More of What's New

Updated Recommendations—March 2018

This month we bring you updated recommendations for shrimp.

Introducing the Online Seafood Watch Cafe

Want the dish on your favorite fish? Order from the online Seafood Watch Cafe and Chef will personally serve it up with a side of seafood sustainability info. Choose from a diverse digital menu including wild caught seafood like tuna, swordfish and orange roughy or order a farmed species like shrimp, salmon or tilapia. This new tool is based on our Real Cost Cafe exhibit at the Monterey Bay Aquarium. All you need to get started is a tablet or PC with Chrome and high-speed access to the internet.

Norpac Fisheries Export Shows Leadership in Sustainable Seafood

Our newest Seafood Watch Industry Collaborator, Norpac Fisheries Export, catches, processes, sells and delivers high quality seafood while modeling best practices for sustainability. This seafood supplier with offices in Honolulu and Seattle traces every fish from vessel to vendor, and provides this data back to fishery scientists and managers. It's also implemented industry-leading technologies to reduce packaging, improve vessel efficiency and reduce carbon in the supply chain.

2018 New Consumer Guides Now Available

Our classic, pocket-sized guides have been updated with our latest recommendations for January through June 2018 and are now available! Pick up a new consumer guide when visiting the Monterey Bay Aquarium or any one of our Seafood Watch conservation partners, or download a new guide online so you can keep recommendations handy—and make better choices for a healthy ocean.

New and Updated Recommendations—January 2018

This month we bring you updated recommendations for swordfish and tuna and new recommendations for crab.

Chef Kyle Bailey Serves up Local, Sustainable and Delicious Seafood

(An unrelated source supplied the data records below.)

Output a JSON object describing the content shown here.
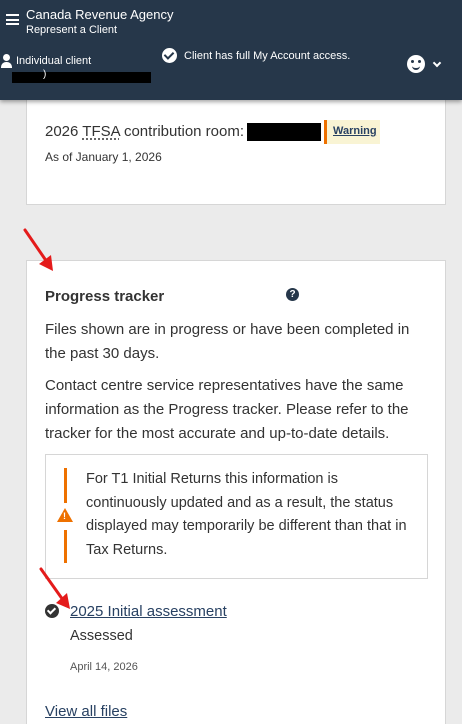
{
  "header": {
    "agency": "Canada Revenue Agency",
    "subtitle": "Represent a Client",
    "client_label": "Individual client",
    "client_name_visible": ")",
    "access_text": "Client has full My Account access."
  },
  "tfsa_card": {
    "year": "2026",
    "abbr": "TFSA",
    "label_suffix": "contribution room:",
    "warning": "Warning",
    "as_of": "As of January 1, 2026"
  },
  "progress_tracker": {
    "title": "Progress tracker",
    "help_glyph": "?",
    "para1": "Files shown are in progress or have been completed in the past 30 days.",
    "para2": "Contact centre service representatives have the same information as the Progress tracker. Please refer to the tracker for the most accurate and up-to-date details.",
    "alert_icon_glyph": "!",
    "alert_text": "For T1 Initial Returns this information is continuously updated and as a result, the status displayed may temporarily be different than that in Tax Returns.",
    "item": {
      "link": "2025 Initial assessment",
      "status": "Assessed",
      "date": "April 14, 2026"
    },
    "view_all": "View all files"
  },
  "colors": {
    "header_bg": "#26374a",
    "link": "#284162",
    "warning_accent": "#ee7100",
    "annotation_arrow": "#e41b1b"
  },
  "icons": [
    "menu-icon",
    "person-icon",
    "check-circle-icon",
    "account-face-icon",
    "chevron-down-icon",
    "help-icon",
    "warning-icon",
    "check-icon"
  ]
}
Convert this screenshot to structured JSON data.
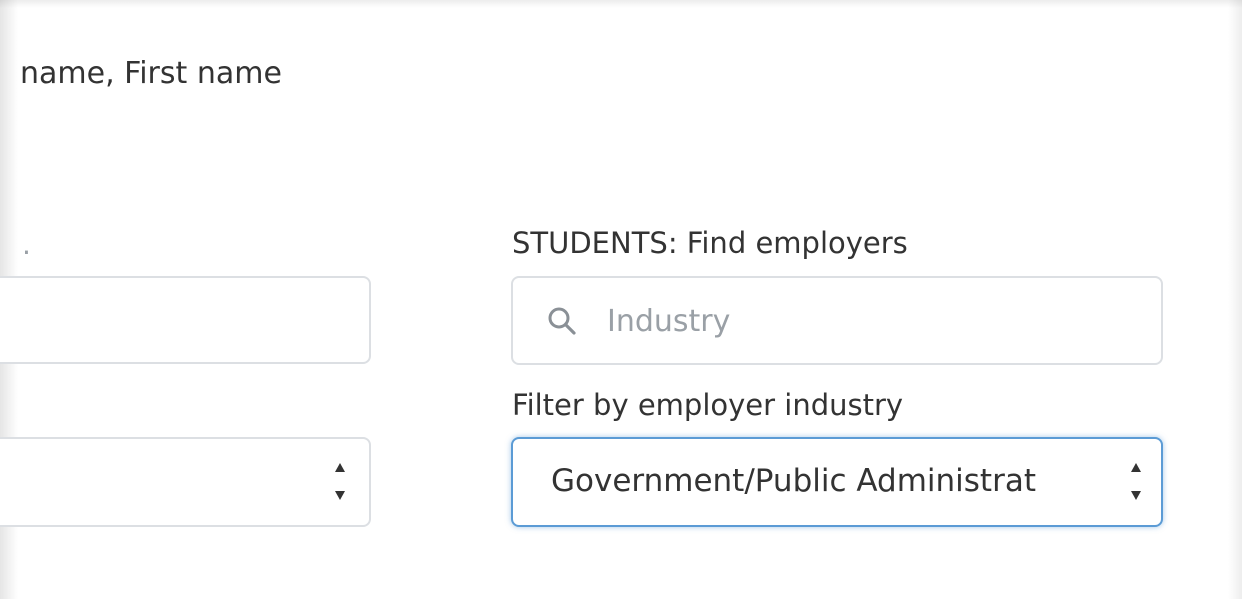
{
  "header": {
    "name_hint": "name, First name"
  },
  "left_column": {
    "label_fragment": "."
  },
  "employers": {
    "title": "STUDENTS: Find employers",
    "search": {
      "placeholder": "Industry",
      "value": "",
      "icon": "search-icon"
    },
    "filter": {
      "label": "Filter by employer industry",
      "selected": "Government/Public Administrat"
    }
  },
  "colors": {
    "focus_border": "#5b9bd5",
    "input_border": "#dcdfe3",
    "text": "#333333",
    "placeholder": "#9aa0a6"
  }
}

Kyle Bailey has helmed kitchens from luxury resorts in the Caribbean to great restaurants on the East Coast. His latest spot is The Salt Line in Washington, D.C., where he puts his knowledge of local and sustainable food on the menu with inventive seafood dishes like "coddies," "stuffies" and seafood charcuterie. Chef Kyle pays careful attention to sourcing and seasonality to create a diverse menu of mouth-watering, ocean-friendly dishes.

Chefs Push for Sustainable Seafood in Washington, D.C.

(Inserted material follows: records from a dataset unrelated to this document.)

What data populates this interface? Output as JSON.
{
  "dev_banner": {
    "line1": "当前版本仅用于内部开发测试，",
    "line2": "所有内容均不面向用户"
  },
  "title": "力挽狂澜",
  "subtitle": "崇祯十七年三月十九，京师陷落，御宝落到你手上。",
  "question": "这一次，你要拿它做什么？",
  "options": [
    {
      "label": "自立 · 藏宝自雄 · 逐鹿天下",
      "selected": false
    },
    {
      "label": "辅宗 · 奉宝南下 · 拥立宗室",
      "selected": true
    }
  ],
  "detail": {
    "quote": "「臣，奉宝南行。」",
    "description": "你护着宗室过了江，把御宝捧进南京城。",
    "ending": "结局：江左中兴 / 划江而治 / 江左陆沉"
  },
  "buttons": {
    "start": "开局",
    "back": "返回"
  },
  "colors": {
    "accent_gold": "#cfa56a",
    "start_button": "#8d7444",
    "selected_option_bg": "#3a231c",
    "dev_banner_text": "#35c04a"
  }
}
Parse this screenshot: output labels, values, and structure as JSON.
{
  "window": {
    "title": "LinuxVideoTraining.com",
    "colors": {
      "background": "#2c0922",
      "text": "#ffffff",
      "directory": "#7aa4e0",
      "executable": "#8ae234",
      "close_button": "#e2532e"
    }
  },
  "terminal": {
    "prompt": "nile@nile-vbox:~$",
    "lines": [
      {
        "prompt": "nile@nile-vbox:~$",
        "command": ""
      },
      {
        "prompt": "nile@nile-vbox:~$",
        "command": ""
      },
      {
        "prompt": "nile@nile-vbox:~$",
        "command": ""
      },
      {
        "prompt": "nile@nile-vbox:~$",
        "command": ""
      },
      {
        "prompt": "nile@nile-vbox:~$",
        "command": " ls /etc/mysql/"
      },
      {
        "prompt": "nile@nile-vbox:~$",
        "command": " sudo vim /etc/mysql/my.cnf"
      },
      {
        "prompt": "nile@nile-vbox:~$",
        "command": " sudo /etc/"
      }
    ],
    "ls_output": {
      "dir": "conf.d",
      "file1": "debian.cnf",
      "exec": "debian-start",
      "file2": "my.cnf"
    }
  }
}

This June, three Blue Ribbon Task Force chefs spoke to more than 25 members of Congress about the importance of sustainable seafood to the restaurant industry. Chefs Susan Feniger, Sheila Lucero and Steve Phelps advocated for strong, science-based policies to keep U.S. fisheries among the most sustainable in the world.

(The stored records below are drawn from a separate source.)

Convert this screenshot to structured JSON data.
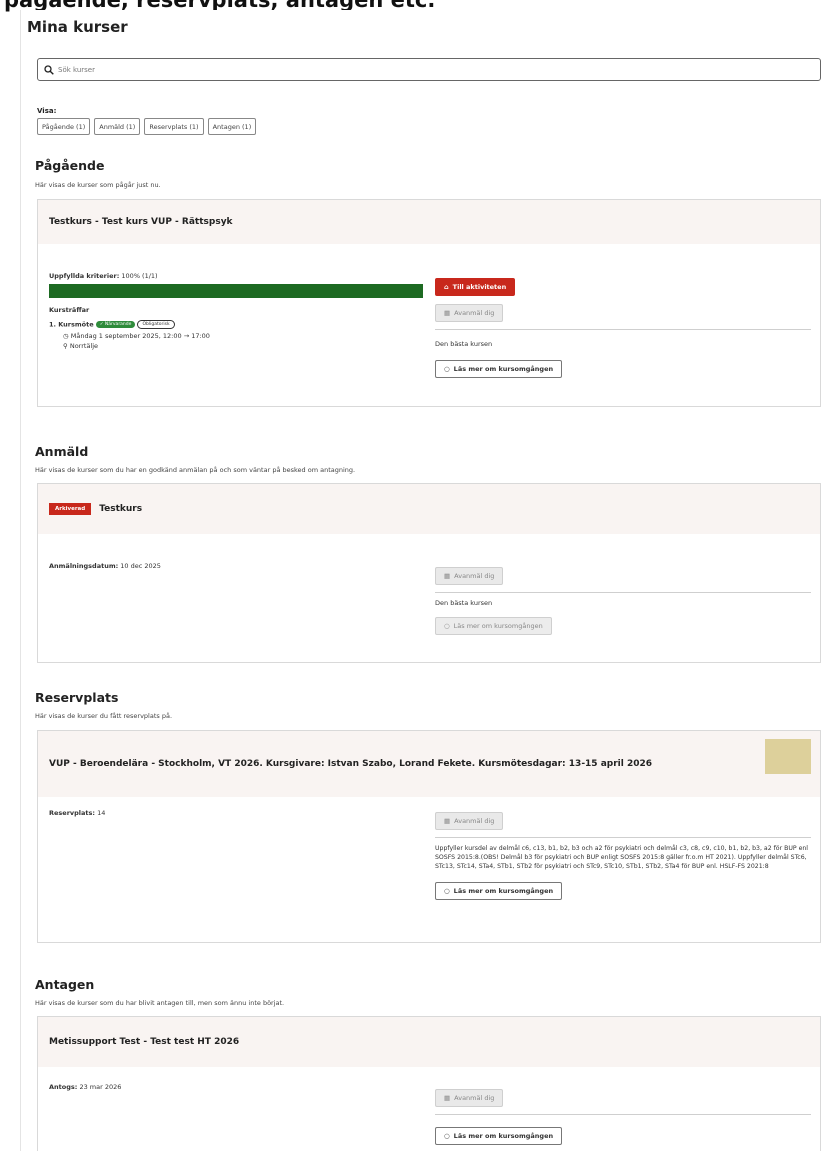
{
  "top_caption": "pågående, reservplats, antagen etc.",
  "page_title": "Mina kurser",
  "search": {
    "placeholder": "Sök kurser"
  },
  "filters": {
    "label": "Visa:",
    "items": [
      "Pågående (1)",
      "Anmäld (1)",
      "Reservplats (1)",
      "Antagen (1)"
    ]
  },
  "ongoing": {
    "title": "Pågående",
    "description": "Här visas de kurser som pågår just nu.",
    "course_title": "Testkurs - Test kurs VUP - Rättspsyk",
    "criteria_label": "Uppfyllda kriterier:",
    "criteria_value": "100% (1/1)",
    "progress": 1.0,
    "meetings_label": "Kursträffar",
    "meeting_item": "1. Kursmöte",
    "badge_present": "✓ Närvarande",
    "badge_mandatory": "Obligatorisk",
    "meeting_time": "Måndag 1 september 2025, 12:00 → 17:00",
    "meeting_place": "Norrtälje",
    "btn_activity": "Till aktiviteten",
    "btn_unregister": "Avanmäl dig",
    "course_desc": "Den bästa kursen",
    "btn_read_more": "Läs mer om kursomgången"
  },
  "registered": {
    "title": "Anmäld",
    "description": "Här visas de kurser som du har en godkänd anmälan på och som väntar på besked om antagning.",
    "badge_archived": "Arkiverad",
    "course_title": "Testkurs",
    "date_label": "Anmälningsdatum:",
    "date_value": "10 dec 2025",
    "btn_unregister": "Avanmäl dig",
    "course_desc": "Den bästa kursen",
    "btn_read_more": "Läs mer om kursomgången"
  },
  "reserve": {
    "title": "Reservplats",
    "description": "Här visas de kurser du fått reservplats på.",
    "course_title": "VUP - Beroendelära - Stockholm, VT 2026. Kursgivare: Istvan Szabo, Lorand Fekete. Kursmötesdagar: 13-15 april 2026",
    "swatch_color": "#ddd09b",
    "reserve_label": "Reservplats:",
    "reserve_value": "14",
    "btn_unregister": "Avanmäl dig",
    "course_desc": "Uppfyller kursdel av delmål c6, c13, b1, b2, b3 och a2 för psykiatri och delmål c3, c8, c9, c10, b1, b2, b3, a2 för BUP enl SOSFS 2015:8.(OBS! Delmål b3 för psykiatri och BUP enligt SOSFS 2015:8 gäller fr.o.m HT 2021). Uppfyller delmål STc6, STc13, STc14, STa4, STb1, STb2 för psykiatri och STc9, STc10, STb1, STb2, STa4 för BUP enl. HSLF-FS 2021:8",
    "btn_read_more": "Läs mer om kursomgången"
  },
  "admitted": {
    "title": "Antagen",
    "description": "Här visas de kurser som du har blivit antagen till, men som ännu inte börjat.",
    "course_title": "Metissupport Test - Test test HT 2026",
    "admitted_label": "Antogs:",
    "admitted_value": "23 mar 2026",
    "btn_unregister": "Avanmäl dig",
    "btn_read_more": "Läs mer om kursomgången"
  },
  "colors": {
    "accent_red": "#c8281c",
    "progress_green": "#1d6a22",
    "card_header_bg": "#f9f4f2"
  }
}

Seafood Watch is Helping Shrimp Farmers in Southeast Asia

Seafood Watch recently worked with businesses, governments and non-governmental organizations throughout Southeast Asia to develop the Southeast Asia Shrimp Aquaculture Improvement Protocol, known as SEASAIP. It helps shrimp farmers improve their practices in order to achieve the "Good Alternative" or "Best Choice" recommendation levels. We're now working with the Asian Seafood Improvement Collaborative (ASIC) to implement these SEASAIP standards, with the goal of improving shrimp aquaculture practices that will give better-performing farmers access to the North American marketplace.

Chef Rick Moonen on the Importance of Sustainable Seafood

Rick Moonen, celebrity chef and a member of our Blue Ribbon Task Force, talks about his commitment to serving sustainable seafood and why it matters for the ocean. Chef Rick and the entire culinary community play an important role in the sustainable seafood movement, pushing producers for quality, environmentally friendly products while working to spread awareness to customers, colleagues and policymakers.

Download Our Seafood Watch App

The Seafood Watch app makes it easier than ever to get the latest recommendations for seafood and sushi, learn more about the seafood you eat, and locate or share businesses that serve sustainable seafood. The app is available for iOS and Android devices.

Seafood Watch Addresses Human Rights in the Seafood Industry

At Seafood Watch, we're aware that human rights abuses are occurring in supply chains around the world, including the seafood industry. Although our scientific assessments don't incorporate social issues, we feel it's important to acknowledge these abuses. We've put together a list of nonprofit organizations working on these issues so that you as consumers can learn about their work and find information to help you make sustainable seafood choices that are right for you.